  8. Do you know what Github is and why most startups rely on it as the key center of their engineering effort?
  9. Have you ever mounted an AWS server at Amazon? Do you know how AWS pricing works?
  10. Does it make sense to you to use HTML5 as your mobile solution so that you don’t have to code for multiple platforms? Does it bother you that none of the leading smartphone app vendors take this approach?
  11. When you are on the road on business, do you let your assistant book the same old car service, or do you tell them, “I want to use Uber just to see how it works?”
  12. When Facebook launched the new timeline feature did you immediately build one to see what the company was up to, or did you dismiss this as something you shouldn’t waste your time on?
  13. Have you been to Glassdoor.com to see what employees are saying about your company? Or have you rationalized why it’s not important, the way the way the old-school small business owner formerly dismissed his/her Yelp review.

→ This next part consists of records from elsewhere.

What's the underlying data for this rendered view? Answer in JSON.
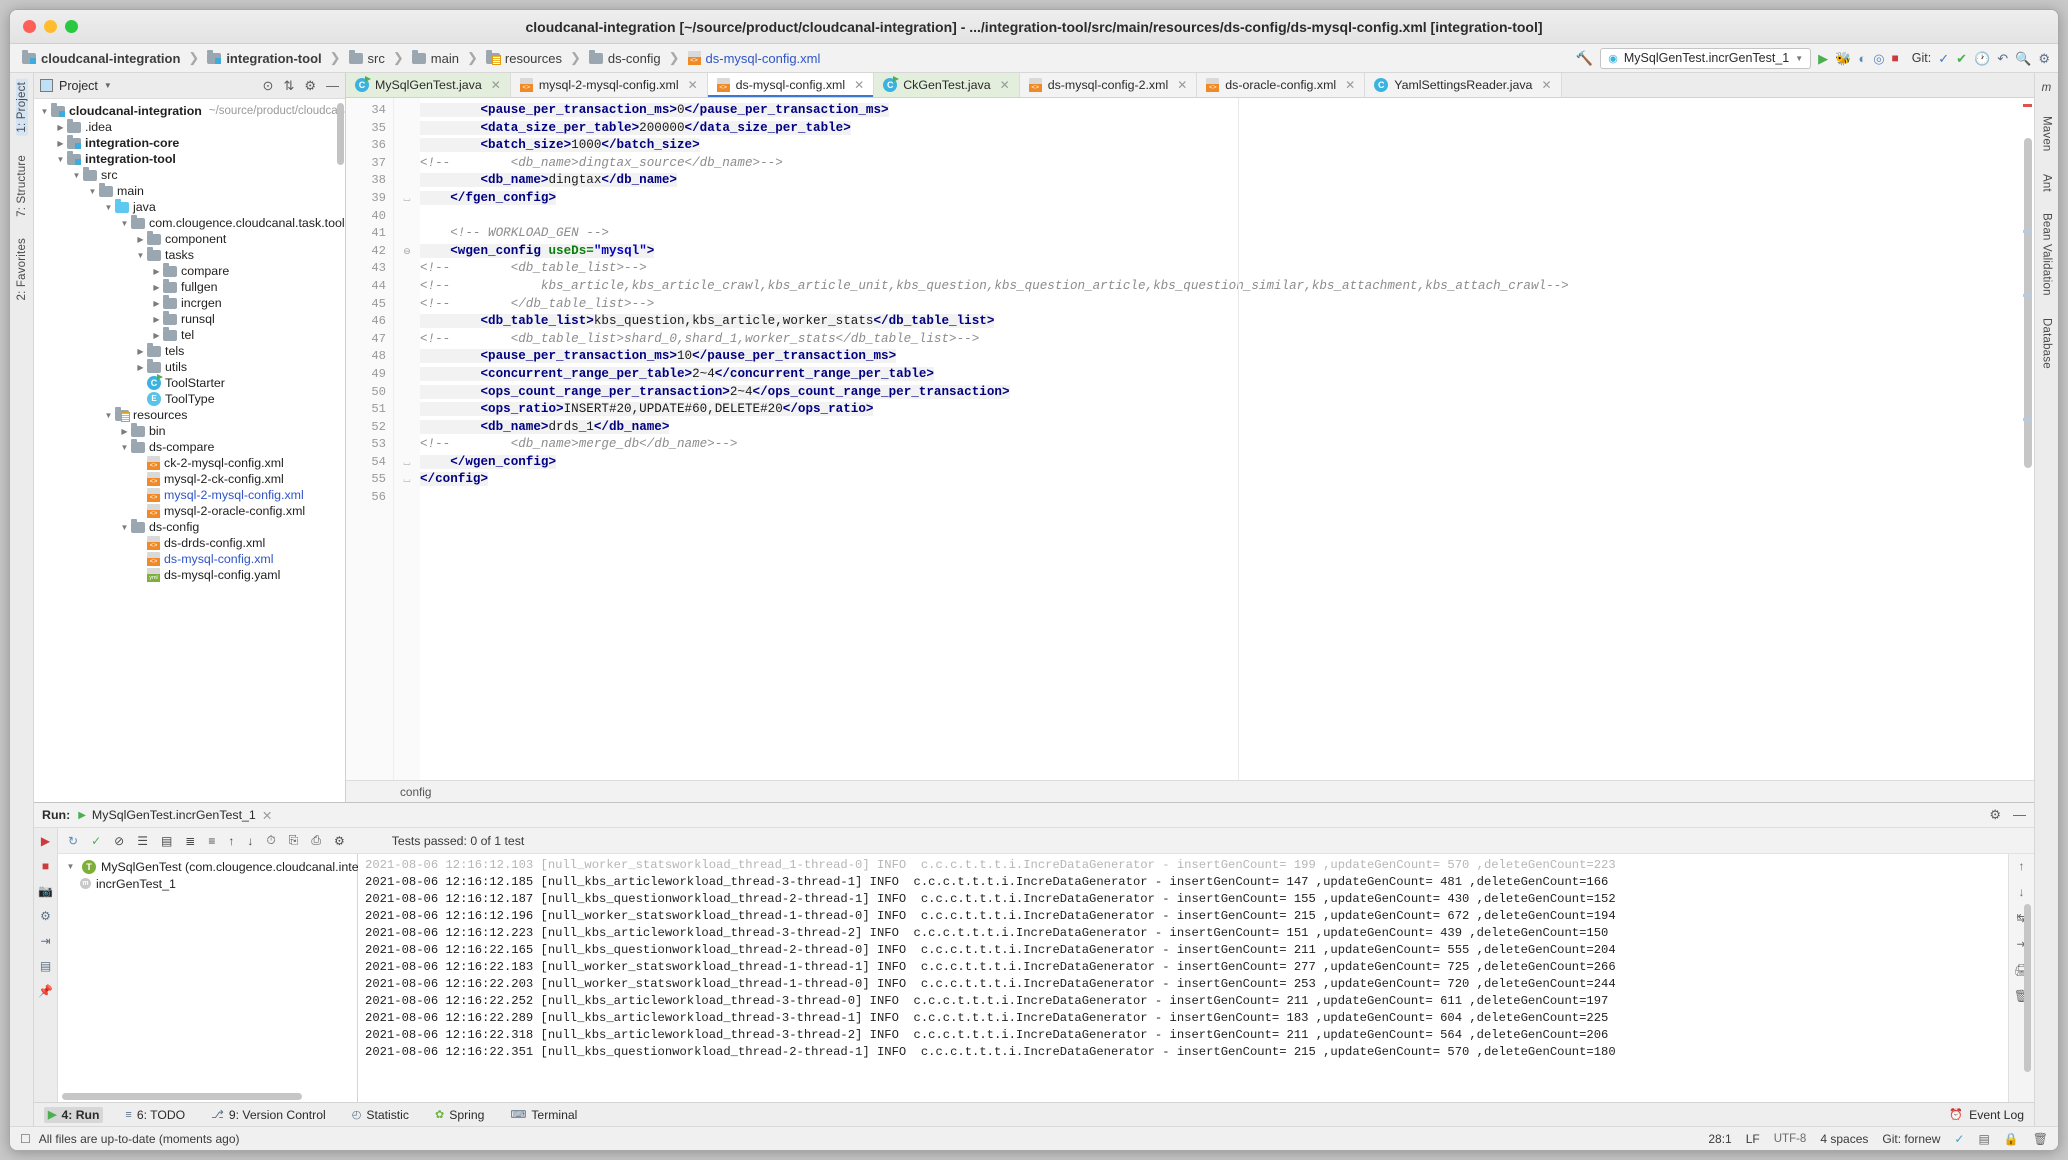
{
  "window": {
    "title": "cloudcanal-integration [~/source/product/cloudcanal-integration] - .../integration-tool/src/main/resources/ds-config/ds-mysql-config.xml [integration-tool]"
  },
  "breadcrumbs": [
    {
      "label": "cloudcanal-integration",
      "icon": "module-folder-icon",
      "style": "bold"
    },
    {
      "label": "integration-tool",
      "icon": "module-folder-icon",
      "style": "bold"
    },
    {
      "label": "src",
      "icon": "folder-icon",
      "style": "normal"
    },
    {
      "label": "main",
      "icon": "folder-icon",
      "style": "normal"
    },
    {
      "label": "resources",
      "icon": "resources-folder-icon",
      "style": "normal"
    },
    {
      "label": "ds-config",
      "icon": "folder-icon",
      "style": "normal"
    },
    {
      "label": "ds-mysql-config.xml",
      "icon": "xml-file-icon",
      "style": "link"
    }
  ],
  "toolbar": {
    "run_configuration": "MySqlGenTest.incrGenTest_1",
    "git_label": "Git:",
    "icons": [
      "hammer-icon",
      "run-icon",
      "debug-icon",
      "coverage-icon",
      "profile-icon",
      "stop-icon",
      "git-update-icon",
      "git-commit-icon",
      "history-icon",
      "undo-icon",
      "search-everywhere-icon",
      "settings-icon"
    ]
  },
  "project_panel": {
    "title": "Project",
    "header_icons": [
      "collapse-icon",
      "expand-icon",
      "settings-icon",
      "hide-icon"
    ],
    "tree": [
      {
        "depth": 0,
        "label": "cloudcanal-integration",
        "hint": "~/source/product/cloudcana",
        "arrow": "open",
        "icon": "module-folder-icon",
        "bold": true
      },
      {
        "depth": 1,
        "label": ".idea",
        "hint": "",
        "arrow": "closed",
        "icon": "folder-icon",
        "bold": false
      },
      {
        "depth": 1,
        "label": "integration-core",
        "hint": "",
        "arrow": "closed",
        "icon": "module-folder-icon",
        "bold": true
      },
      {
        "depth": 1,
        "label": "integration-tool",
        "hint": "",
        "arrow": "open",
        "icon": "module-folder-icon",
        "bold": true
      },
      {
        "depth": 2,
        "label": "src",
        "hint": "",
        "arrow": "open",
        "icon": "folder-icon",
        "bold": false
      },
      {
        "depth": 3,
        "label": "main",
        "hint": "",
        "arrow": "open",
        "icon": "folder-icon",
        "bold": false
      },
      {
        "depth": 4,
        "label": "java",
        "hint": "",
        "arrow": "open",
        "icon": "source-folder-icon",
        "bold": false
      },
      {
        "depth": 5,
        "label": "com.clougence.cloudcanal.task.tools",
        "hint": "",
        "arrow": "open",
        "icon": "package-icon",
        "bold": false
      },
      {
        "depth": 6,
        "label": "component",
        "hint": "",
        "arrow": "closed",
        "icon": "package-icon",
        "bold": false
      },
      {
        "depth": 6,
        "label": "tasks",
        "hint": "",
        "arrow": "open",
        "icon": "package-icon",
        "bold": false
      },
      {
        "depth": 7,
        "label": "compare",
        "hint": "",
        "arrow": "closed",
        "icon": "package-icon",
        "bold": false
      },
      {
        "depth": 7,
        "label": "fullgen",
        "hint": "",
        "arrow": "closed",
        "icon": "package-icon",
        "bold": false
      },
      {
        "depth": 7,
        "label": "incrgen",
        "hint": "",
        "arrow": "closed",
        "icon": "package-icon",
        "bold": false
      },
      {
        "depth": 7,
        "label": "runsql",
        "hint": "",
        "arrow": "closed",
        "icon": "package-icon",
        "bold": false
      },
      {
        "depth": 7,
        "label": "tel",
        "hint": "",
        "arrow": "closed",
        "icon": "package-icon",
        "bold": false
      },
      {
        "depth": 6,
        "label": "tels",
        "hint": "",
        "arrow": "closed",
        "icon": "package-icon",
        "bold": false
      },
      {
        "depth": 6,
        "label": "utils",
        "hint": "",
        "arrow": "closed",
        "icon": "package-icon",
        "bold": false
      },
      {
        "depth": 6,
        "label": "ToolStarter",
        "hint": "",
        "arrow": "none",
        "icon": "java-runnable-class-icon",
        "bold": false
      },
      {
        "depth": 6,
        "label": "ToolType",
        "hint": "",
        "arrow": "none",
        "icon": "java-enum-icon",
        "bold": false
      },
      {
        "depth": 4,
        "label": "resources",
        "hint": "",
        "arrow": "open",
        "icon": "resources-folder-icon",
        "bold": false
      },
      {
        "depth": 5,
        "label": "bin",
        "hint": "",
        "arrow": "closed",
        "icon": "folder-icon",
        "bold": false
      },
      {
        "depth": 5,
        "label": "ds-compare",
        "hint": "",
        "arrow": "open",
        "icon": "folder-icon",
        "bold": false
      },
      {
        "depth": 6,
        "label": "ck-2-mysql-config.xml",
        "hint": "",
        "arrow": "none",
        "icon": "xml-file-icon",
        "bold": false
      },
      {
        "depth": 6,
        "label": "mysql-2-ck-config.xml",
        "hint": "",
        "arrow": "none",
        "icon": "xml-file-icon",
        "bold": false
      },
      {
        "depth": 6,
        "label": "mysql-2-mysql-config.xml",
        "hint": "",
        "arrow": "none",
        "icon": "xml-file-icon",
        "bold": false,
        "link": true
      },
      {
        "depth": 6,
        "label": "mysql-2-oracle-config.xml",
        "hint": "",
        "arrow": "none",
        "icon": "xml-file-icon",
        "bold": false
      },
      {
        "depth": 5,
        "label": "ds-config",
        "hint": "",
        "arrow": "open",
        "icon": "folder-icon",
        "bold": false
      },
      {
        "depth": 6,
        "label": "ds-drds-config.xml",
        "hint": "",
        "arrow": "none",
        "icon": "xml-file-icon",
        "bold": false
      },
      {
        "depth": 6,
        "label": "ds-mysql-config.xml",
        "hint": "",
        "arrow": "none",
        "icon": "xml-file-icon",
        "bold": false,
        "link": true
      },
      {
        "depth": 6,
        "label": "ds-mysql-config.yaml",
        "hint": "",
        "arrow": "none",
        "icon": "yaml-file-icon",
        "bold": false
      }
    ]
  },
  "editor": {
    "tabs": [
      {
        "label": "MySqlGenTest.java",
        "icon": "java-runnable-class-icon",
        "state": "green"
      },
      {
        "label": "mysql-2-mysql-config.xml",
        "icon": "xml-file-icon",
        "state": "plain"
      },
      {
        "label": "ds-mysql-config.xml",
        "icon": "xml-file-icon",
        "state": "active"
      },
      {
        "label": "CkGenTest.java",
        "icon": "java-runnable-class-icon",
        "state": "green"
      },
      {
        "label": "ds-mysql-config-2.xml",
        "icon": "xml-file-icon",
        "state": "plain"
      },
      {
        "label": "ds-oracle-config.xml",
        "icon": "xml-file-icon",
        "state": "plain"
      },
      {
        "label": "YamlSettingsReader.java",
        "icon": "java-class-icon",
        "state": "plain"
      }
    ],
    "breadcrumb_status": "config",
    "first_line_number": 34,
    "lines": [
      {
        "n": 34,
        "fold": "",
        "segments": [
          {
            "t": "tag",
            "v": "        <pause_per_transaction_ms>"
          },
          {
            "t": "txt",
            "v": "0"
          },
          {
            "t": "tag",
            "v": "</pause_per_transaction_ms>"
          }
        ]
      },
      {
        "n": 35,
        "fold": "",
        "segments": [
          {
            "t": "tag",
            "v": "        <data_size_per_table>"
          },
          {
            "t": "txt",
            "v": "200000"
          },
          {
            "t": "tag",
            "v": "</data_size_per_table>"
          }
        ]
      },
      {
        "n": 36,
        "fold": "",
        "segments": [
          {
            "t": "tag",
            "v": "        <batch_size>"
          },
          {
            "t": "txt",
            "v": "1000"
          },
          {
            "t": "tag",
            "v": "</batch_size>"
          }
        ]
      },
      {
        "n": 37,
        "fold": "",
        "segments": [
          {
            "t": "cmt",
            "v": "<!--        <db_name>dingtax_source</db_name>-->"
          }
        ],
        "comment_offset": true
      },
      {
        "n": 38,
        "fold": "",
        "segments": [
          {
            "t": "tag",
            "v": "        <db_name>"
          },
          {
            "t": "txt",
            "v": "dingtax"
          },
          {
            "t": "tag",
            "v": "</db_name>"
          }
        ]
      },
      {
        "n": 39,
        "fold": "end",
        "segments": [
          {
            "t": "tag",
            "v": "    </fgen_config>"
          }
        ]
      },
      {
        "n": 40,
        "fold": "",
        "segments": []
      },
      {
        "n": 41,
        "fold": "",
        "segments": [
          {
            "t": "cmt",
            "v": "    <!-- WORKLOAD_GEN -->"
          }
        ]
      },
      {
        "n": 42,
        "fold": "start",
        "segments": [
          {
            "t": "tag",
            "v": "    <wgen_config "
          },
          {
            "t": "attr",
            "v": "useDs="
          },
          {
            "t": "aval",
            "v": "\"mysql\""
          },
          {
            "t": "tag",
            "v": ">"
          }
        ]
      },
      {
        "n": 43,
        "fold": "",
        "segments": [
          {
            "t": "cmt",
            "v": "<!--        <db_table_list>-->"
          }
        ],
        "comment_offset": true
      },
      {
        "n": 44,
        "fold": "",
        "segments": [
          {
            "t": "cmt",
            "v": "<!--            kbs_article,kbs_article_crawl,kbs_article_unit,kbs_question,kbs_question_article,kbs_question_similar,kbs_attachment,kbs_attach_crawl-->"
          }
        ],
        "comment_offset": true
      },
      {
        "n": 45,
        "fold": "",
        "segments": [
          {
            "t": "cmt",
            "v": "<!--        </db_table_list>-->"
          }
        ],
        "comment_offset": true
      },
      {
        "n": 46,
        "fold": "",
        "segments": [
          {
            "t": "tag",
            "v": "        <db_table_list>"
          },
          {
            "t": "txt",
            "v": "kbs_question,kbs_article,worker_stats"
          },
          {
            "t": "tag",
            "v": "</db_table_list>"
          }
        ]
      },
      {
        "n": 47,
        "fold": "",
        "segments": [
          {
            "t": "cmt",
            "v": "<!--        <db_table_list>shard_0,shard_1,worker_stats</db_table_list>-->"
          }
        ],
        "comment_offset": true
      },
      {
        "n": 48,
        "fold": "",
        "segments": [
          {
            "t": "tag",
            "v": "        <pause_per_transaction_ms>"
          },
          {
            "t": "txt",
            "v": "10"
          },
          {
            "t": "tag",
            "v": "</pause_per_transaction_ms>"
          }
        ]
      },
      {
        "n": 49,
        "fold": "",
        "segments": [
          {
            "t": "tag",
            "v": "        <concurrent_range_per_table>"
          },
          {
            "t": "txt",
            "v": "2~4"
          },
          {
            "t": "tag",
            "v": "</concurrent_range_per_table>"
          }
        ]
      },
      {
        "n": 50,
        "fold": "",
        "segments": [
          {
            "t": "tag",
            "v": "        <ops_count_range_per_transaction>"
          },
          {
            "t": "txt",
            "v": "2~4"
          },
          {
            "t": "tag",
            "v": "</ops_count_range_per_transaction>"
          }
        ]
      },
      {
        "n": 51,
        "fold": "",
        "segments": [
          {
            "t": "tag",
            "v": "        <ops_ratio>"
          },
          {
            "t": "txt",
            "v": "INSERT#20,UPDATE#60,DELETE#20"
          },
          {
            "t": "tag",
            "v": "</ops_ratio>"
          }
        ]
      },
      {
        "n": 52,
        "fold": "",
        "segments": [
          {
            "t": "tag",
            "v": "        <db_name>"
          },
          {
            "t": "txt",
            "v": "drds_1"
          },
          {
            "t": "tag",
            "v": "</db_name>"
          }
        ]
      },
      {
        "n": 53,
        "fold": "",
        "segments": [
          {
            "t": "cmt",
            "v": "<!--        <db_name>merge_db</db_name>-->"
          }
        ],
        "comment_offset": true
      },
      {
        "n": 54,
        "fold": "end",
        "segments": [
          {
            "t": "tag",
            "v": "    </wgen_config>"
          }
        ]
      },
      {
        "n": 55,
        "fold": "end",
        "segments": [
          {
            "t": "tag",
            "v": "</config>"
          }
        ]
      },
      {
        "n": 56,
        "fold": "",
        "segments": []
      }
    ]
  },
  "run_panel": {
    "title": "Run:",
    "config_name": "MySqlGenTest.incrGenTest_1",
    "tests_status": "Tests passed: 0 of 1 test",
    "test_tree": [
      {
        "depth": 0,
        "label": "MySqlGenTest (com.clougence.cloudcanal.integratio",
        "icon": "test-suite-icon"
      },
      {
        "depth": 1,
        "label": "incrGenTest_1",
        "icon": "test-method-icon"
      }
    ],
    "toolbar_icons": [
      "rerun-icon",
      "toggle-auto-test-icon",
      "mute-icon",
      "stacktrace-icon",
      "expand-all-icon",
      "collapse-all-icon",
      "prev-icon",
      "next-icon",
      "sort-icon",
      "export-icon",
      "open-icon",
      "settings-icon"
    ],
    "side_icons": [
      "rerun-icon",
      "stop-icon",
      "camera-icon",
      "thread-icon",
      "exit-icon",
      "layout-icon",
      "pin-icon"
    ],
    "console_side_icons": [
      "scroll-up-icon",
      "scroll-down-icon",
      "soft-wrap-icon",
      "scroll-end-icon",
      "print-icon",
      "trash-icon"
    ],
    "console_lines": [
      {
        "faint": true,
        "text": "2021-08-06 12:16:12.103 [null_worker_statsworkload_thread_1-thread-0] INFO  c.c.c.t.t.t.i.IncreDataGenerator - insertGenCount= 199 ,updateGenCount= 570 ,deleteGenCount=223"
      },
      {
        "faint": false,
        "text": "2021-08-06 12:16:12.185 [null_kbs_articleworkload_thread-3-thread-1] INFO  c.c.c.t.t.t.i.IncreDataGenerator - insertGenCount= 147 ,updateGenCount= 481 ,deleteGenCount=166"
      },
      {
        "faint": false,
        "text": "2021-08-06 12:16:12.187 [null_kbs_questionworkload_thread-2-thread-1] INFO  c.c.c.t.t.t.i.IncreDataGenerator - insertGenCount= 155 ,updateGenCount= 430 ,deleteGenCount=152"
      },
      {
        "faint": false,
        "text": "2021-08-06 12:16:12.196 [null_worker_statsworkload_thread-1-thread-0] INFO  c.c.c.t.t.t.i.IncreDataGenerator - insertGenCount= 215 ,updateGenCount= 672 ,deleteGenCount=194"
      },
      {
        "faint": false,
        "text": "2021-08-06 12:16:12.223 [null_kbs_articleworkload_thread-3-thread-2] INFO  c.c.c.t.t.t.i.IncreDataGenerator - insertGenCount= 151 ,updateGenCount= 439 ,deleteGenCount=150"
      },
      {
        "faint": false,
        "text": "2021-08-06 12:16:22.165 [null_kbs_questionworkload_thread-2-thread-0] INFO  c.c.c.t.t.t.i.IncreDataGenerator - insertGenCount= 211 ,updateGenCount= 555 ,deleteGenCount=204"
      },
      {
        "faint": false,
        "text": "2021-08-06 12:16:22.183 [null_worker_statsworkload_thread-1-thread-1] INFO  c.c.c.t.t.t.i.IncreDataGenerator - insertGenCount= 277 ,updateGenCount= 725 ,deleteGenCount=266"
      },
      {
        "faint": false,
        "text": "2021-08-06 12:16:22.203 [null_worker_statsworkload_thread-1-thread-0] INFO  c.c.c.t.t.t.i.IncreDataGenerator - insertGenCount= 253 ,updateGenCount= 720 ,deleteGenCount=244"
      },
      {
        "faint": false,
        "text": "2021-08-06 12:16:22.252 [null_kbs_articleworkload_thread-3-thread-0] INFO  c.c.c.t.t.t.i.IncreDataGenerator - insertGenCount= 211 ,updateGenCount= 611 ,deleteGenCount=197"
      },
      {
        "faint": false,
        "text": "2021-08-06 12:16:22.289 [null_kbs_articleworkload_thread-3-thread-1] INFO  c.c.c.t.t.t.i.IncreDataGenerator - insertGenCount= 183 ,updateGenCount= 604 ,deleteGenCount=225"
      },
      {
        "faint": false,
        "text": "2021-08-06 12:16:22.318 [null_kbs_articleworkload_thread-3-thread-2] INFO  c.c.c.t.t.t.i.IncreDataGenerator - insertGenCount= 211 ,updateGenCount= 564 ,deleteGenCount=206"
      },
      {
        "faint": false,
        "text": "2021-08-06 12:16:22.351 [null_kbs_questionworkload_thread-2-thread-1] INFO  c.c.c.t.t.t.i.IncreDataGenerator - insertGenCount= 215 ,updateGenCount= 570 ,deleteGenCount=180"
      }
    ]
  },
  "left_strip": [
    {
      "label": "1: Project",
      "selected": true
    },
    {
      "label": "7: Structure",
      "selected": false
    },
    {
      "label": "2: Favorites",
      "selected": false
    }
  ],
  "right_strip": [
    {
      "label": "m",
      "selected": false
    },
    {
      "label": "Maven",
      "selected": false
    },
    {
      "label": "Ant",
      "selected": false
    },
    {
      "label": "Bean Validation",
      "selected": false
    },
    {
      "label": "Database",
      "selected": false
    }
  ],
  "bottom_tabs": [
    {
      "label": "4: Run",
      "icon": "run-icon",
      "selected": true
    },
    {
      "label": "6: TODO",
      "icon": "todo-icon",
      "selected": false
    },
    {
      "label": "9: Version Control",
      "icon": "vcs-icon",
      "selected": false
    },
    {
      "label": "Statistic",
      "icon": "statistic-icon",
      "selected": false
    },
    {
      "label": "Spring",
      "icon": "spring-icon",
      "selected": false
    },
    {
      "label": "Terminal",
      "icon": "terminal-icon",
      "selected": false
    }
  ],
  "bottom_right": {
    "event_log": "Event Log"
  },
  "status_bar": {
    "message": "All files are up-to-date (moments ago)",
    "caret": "28:1",
    "line_sep": "LF",
    "encoding": "UTF-8",
    "indent": "4 spaces",
    "git_branch": "Git: fornew"
  },
  "colors": {
    "accent_blue": "#2f54c8",
    "tab_active_underline": "#3c77d3",
    "xml_tag": "#000080",
    "xml_attr_name": "#0b7d0b",
    "xml_attr_value": "#0000c0",
    "comment_gray": "#8c8c8c",
    "error_red": "#e05252",
    "tab_green": "#e3eedc"
  }
}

Other than the obnoxious title the article does make some good points. I do believe this:

"f you want to stay “young” and innovative, you have no choice but to immerse yourself in the emerging tools of the current and next generation. You MUST stay current, as it is illusionary to imagine being innovative without being current." (From Why You Want to Be A Learn-it-All

Thursday
Mar012012

Clever iPhone app vs. the Transistor

This interesting, and I think, correct article, makes the argument that the word 'innovation' is being watered down and even getting cheapened. It says, about "innovation",

"Regrettably, we now use the term to describe almost anything. It can describe a smartphone app or a social media tool; or it can describe the transistor or the blueprint for a cellphone system. The differences are immense." (from Innovation and the Bell Labs Miracle)

and leads to this:

"The conflation of these different kinds of innovations seems to be leading us toward a belief that small groups of profit-seeking entrepreneurs turning out innovative consumer products are as effective as our innovative forebears.

History does not support this belief. The teams at Bell Labs that invented the laser, transistor and solar cell were not seeking profits. They were seeking understanding. Yet in the process they created not only new products but entirely new -- and lucrative -- industries." (from Innovation and the Bell Labs Miracle)

Excellent points and a useful distinction.